True to Emirates policy we were present in the plane 40 minutes before it was supposed to take off, I can honestly say it was fairly entertaining looking at all my fellow passengers and the cabin crew perspiring freely during the ‘best-in-flight-entertainment-ever’, which prompted me to reminisce the load shedding back home, it just felt ‘totally-felt-like-home’. I was forced to applaud the lengths the Emirates management went through, to give us a humbling ‘Typical-Pakistani-experience’.
In my opinion, Emirates should change their tagline from “Hello Tomorrow” to “Uniquely Pakistani, Just for Pakistanis”. I tried sharing my views with the management but sadly there was such a massive flood of love and admiration from their other passengers in their inboxes that my singular suggestion got lost amidst the outpouring of alternative love.
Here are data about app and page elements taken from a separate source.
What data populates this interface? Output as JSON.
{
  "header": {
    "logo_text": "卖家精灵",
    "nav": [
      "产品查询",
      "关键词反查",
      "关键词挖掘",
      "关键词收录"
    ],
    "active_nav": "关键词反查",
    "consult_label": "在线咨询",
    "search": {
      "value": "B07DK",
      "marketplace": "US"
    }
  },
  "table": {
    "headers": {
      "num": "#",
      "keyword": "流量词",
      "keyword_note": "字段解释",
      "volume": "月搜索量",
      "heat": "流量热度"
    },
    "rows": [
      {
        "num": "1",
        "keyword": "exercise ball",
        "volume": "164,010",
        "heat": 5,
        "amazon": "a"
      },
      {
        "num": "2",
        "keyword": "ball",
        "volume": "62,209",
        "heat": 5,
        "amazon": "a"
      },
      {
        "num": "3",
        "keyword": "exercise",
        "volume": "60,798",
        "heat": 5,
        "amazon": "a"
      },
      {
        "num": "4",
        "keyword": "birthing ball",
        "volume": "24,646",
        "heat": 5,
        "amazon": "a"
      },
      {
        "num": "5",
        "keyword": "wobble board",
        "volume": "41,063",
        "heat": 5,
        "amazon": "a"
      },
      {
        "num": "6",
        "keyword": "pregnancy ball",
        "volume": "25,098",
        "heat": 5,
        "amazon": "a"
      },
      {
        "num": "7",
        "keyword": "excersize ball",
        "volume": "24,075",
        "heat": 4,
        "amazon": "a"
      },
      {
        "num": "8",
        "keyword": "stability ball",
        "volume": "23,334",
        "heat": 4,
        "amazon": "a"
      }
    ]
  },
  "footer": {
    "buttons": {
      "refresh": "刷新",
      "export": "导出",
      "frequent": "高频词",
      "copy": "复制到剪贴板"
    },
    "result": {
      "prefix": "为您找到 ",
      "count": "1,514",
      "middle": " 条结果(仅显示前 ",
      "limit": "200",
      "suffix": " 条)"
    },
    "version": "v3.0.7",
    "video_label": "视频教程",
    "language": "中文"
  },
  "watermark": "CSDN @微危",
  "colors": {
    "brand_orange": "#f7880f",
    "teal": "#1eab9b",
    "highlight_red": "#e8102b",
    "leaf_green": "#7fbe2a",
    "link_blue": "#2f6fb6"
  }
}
Recently, it is pertinent sharing an ordeal one of my colleagues, uncle and aunt went through (Emirates again), enroute Karachi to Dubai, (then onward to pilgrimage to the Holy Land).
The poor couple along with the other passengers were on board for five grueling hours on the aircraft and were not allowed to leave due to some security reasons, the common denominator when a scapegoat has to be called out for. Once again, the on-ground management offered no solace and complaints went unheard, unregistered and unvented.
Numerous passengers must have surely gone through similar experiences such as the one I have narrated., which brings me to put forth a recommendation to the powers that be at the CAA and for that matter even at the Aviation Ministry, to have an overall look, and dare I say an audit into the treatment meted out to Pakistani travelers on this extremely, popular airline.
The writer is a frequent traveler with the airline, and a frequent traveler per say, and hopes that his truth and dare tell-tale shall encourage the stakeholders to stand up and take notice. Forthright and with due diligence and care.